As a fellow emerging professional in the field of arts management, we may often think of ways to emerge or advance our careers. I believe that we can do this by learning about current issues/trends, practicing/exploring new skill sets, networking with a purpose and gathering insights from experienced professionals. I’ve found all these opportunities for career development in one place, the Emerging Arts Leaders DC (EALDC).
EALDC is a volunteer-led initiative that provides professional development, networking, and information relevant to emerging arts professionals in the metropolitan Washington, DC area. EALDC is part of the national Emerging Leaders Network, a program developed by Americans for the Arts. Read the rest of this entry »
According to Taproot Foundation, 92% of nonprofits across the nation say they do not have enough pro bono support. Of the 500+ companies who pledge to support pro bono volunteering through A Billion + Change, 14% are Fortune 500 companies.
If you take the need for pro bono volunteers and the pool of corporations who support pro bono volunteering, there are not enough volunteers. Furthermore, if you reduce the pool of potential volunteers to businesses who support the arts, the pool becomes a pond.
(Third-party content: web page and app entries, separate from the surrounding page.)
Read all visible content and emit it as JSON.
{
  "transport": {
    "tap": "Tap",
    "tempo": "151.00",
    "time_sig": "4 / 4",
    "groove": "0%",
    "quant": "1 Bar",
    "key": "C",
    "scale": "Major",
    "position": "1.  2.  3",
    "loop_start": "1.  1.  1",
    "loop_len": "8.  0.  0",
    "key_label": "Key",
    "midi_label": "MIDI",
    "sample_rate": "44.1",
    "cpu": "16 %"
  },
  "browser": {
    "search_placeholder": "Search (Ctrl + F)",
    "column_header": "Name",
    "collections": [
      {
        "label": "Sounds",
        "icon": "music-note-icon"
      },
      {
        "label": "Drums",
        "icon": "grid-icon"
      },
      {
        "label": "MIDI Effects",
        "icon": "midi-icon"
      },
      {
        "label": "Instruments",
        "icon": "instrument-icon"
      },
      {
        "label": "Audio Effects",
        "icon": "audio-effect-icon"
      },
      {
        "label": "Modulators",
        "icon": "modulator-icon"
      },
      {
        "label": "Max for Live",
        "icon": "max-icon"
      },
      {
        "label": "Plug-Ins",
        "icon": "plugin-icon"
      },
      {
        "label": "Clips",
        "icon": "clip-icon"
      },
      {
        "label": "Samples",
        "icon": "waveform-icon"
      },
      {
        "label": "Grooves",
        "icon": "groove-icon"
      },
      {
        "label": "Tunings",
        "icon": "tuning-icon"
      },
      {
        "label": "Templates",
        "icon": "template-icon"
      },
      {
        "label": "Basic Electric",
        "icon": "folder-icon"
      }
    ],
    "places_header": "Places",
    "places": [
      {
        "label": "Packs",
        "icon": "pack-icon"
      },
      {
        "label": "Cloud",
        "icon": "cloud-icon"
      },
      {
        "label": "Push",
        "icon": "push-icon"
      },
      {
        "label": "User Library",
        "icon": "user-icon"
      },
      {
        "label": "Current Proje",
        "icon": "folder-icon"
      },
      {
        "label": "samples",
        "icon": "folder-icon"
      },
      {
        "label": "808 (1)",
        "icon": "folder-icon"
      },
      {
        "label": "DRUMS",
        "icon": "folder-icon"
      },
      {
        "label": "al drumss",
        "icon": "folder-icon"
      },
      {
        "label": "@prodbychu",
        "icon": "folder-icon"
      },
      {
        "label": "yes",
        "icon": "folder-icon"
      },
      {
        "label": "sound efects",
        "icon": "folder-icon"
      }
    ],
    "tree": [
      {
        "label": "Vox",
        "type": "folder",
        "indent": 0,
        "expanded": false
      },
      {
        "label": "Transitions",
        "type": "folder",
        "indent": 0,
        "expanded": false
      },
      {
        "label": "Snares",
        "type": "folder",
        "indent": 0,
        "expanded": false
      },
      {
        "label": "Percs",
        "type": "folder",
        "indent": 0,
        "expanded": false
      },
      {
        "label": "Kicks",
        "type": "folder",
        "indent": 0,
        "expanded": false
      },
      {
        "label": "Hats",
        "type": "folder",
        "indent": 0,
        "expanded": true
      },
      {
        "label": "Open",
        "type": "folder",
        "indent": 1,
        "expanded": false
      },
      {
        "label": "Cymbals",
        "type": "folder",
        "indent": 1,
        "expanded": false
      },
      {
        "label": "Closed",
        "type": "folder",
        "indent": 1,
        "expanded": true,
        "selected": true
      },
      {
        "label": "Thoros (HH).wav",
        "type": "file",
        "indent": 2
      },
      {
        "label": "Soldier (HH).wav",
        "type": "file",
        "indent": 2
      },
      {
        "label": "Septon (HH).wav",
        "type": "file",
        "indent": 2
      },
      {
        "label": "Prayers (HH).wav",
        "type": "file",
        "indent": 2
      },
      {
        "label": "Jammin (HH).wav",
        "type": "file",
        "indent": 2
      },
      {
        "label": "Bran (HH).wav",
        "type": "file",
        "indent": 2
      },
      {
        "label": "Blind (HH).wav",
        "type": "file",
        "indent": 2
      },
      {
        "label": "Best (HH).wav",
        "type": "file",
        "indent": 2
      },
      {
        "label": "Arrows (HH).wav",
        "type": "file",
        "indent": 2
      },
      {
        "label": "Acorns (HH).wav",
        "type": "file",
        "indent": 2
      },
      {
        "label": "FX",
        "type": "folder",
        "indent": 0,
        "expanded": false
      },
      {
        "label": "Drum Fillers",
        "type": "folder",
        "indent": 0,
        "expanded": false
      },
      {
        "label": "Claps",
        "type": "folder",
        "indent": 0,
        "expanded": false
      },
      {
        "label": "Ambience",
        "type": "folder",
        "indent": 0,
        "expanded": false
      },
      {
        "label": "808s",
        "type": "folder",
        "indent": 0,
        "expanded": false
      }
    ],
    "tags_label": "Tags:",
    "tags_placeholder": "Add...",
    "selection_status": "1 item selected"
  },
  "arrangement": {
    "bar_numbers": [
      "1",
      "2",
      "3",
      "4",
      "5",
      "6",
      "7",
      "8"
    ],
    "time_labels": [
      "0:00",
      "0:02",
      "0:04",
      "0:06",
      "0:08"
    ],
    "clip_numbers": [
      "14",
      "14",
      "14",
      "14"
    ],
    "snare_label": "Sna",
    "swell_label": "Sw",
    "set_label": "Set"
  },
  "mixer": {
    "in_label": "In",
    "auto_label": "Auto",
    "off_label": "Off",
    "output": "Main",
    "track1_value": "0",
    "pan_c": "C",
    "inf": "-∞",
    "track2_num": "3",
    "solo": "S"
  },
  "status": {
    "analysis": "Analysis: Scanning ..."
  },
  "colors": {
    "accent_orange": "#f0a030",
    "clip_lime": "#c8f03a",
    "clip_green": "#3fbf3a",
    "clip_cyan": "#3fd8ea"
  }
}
So how do you attract a different kind of pro bono talent to fill the pond? By forming cross-collaborations with other partners focused on skills-based volunteers and introducing those volunteers to the arts world. Read the rest of this entry »
Every organization needs a plan for their board members and major donors of the future. If engaging young professionals ages 25 to 35 is integral to your organization’s objectives, here are four tips that other young professional groups for arts organizations that I have worked with have found helpful.
- Project a inviting welcome
From the outside looking in, arts organizations can sometimes appear to have a “clique-y”-culture that would ignore new members unless they have the proper pedigree. Often, the ideal candidates for young professional art groups are shy to come forward thinking that they won’t “belong” if they can’t name the artist, converse in a detail about the composer’s work, quote Shakespeare, or be able to contribute more than $1,000. Read the rest of this entry »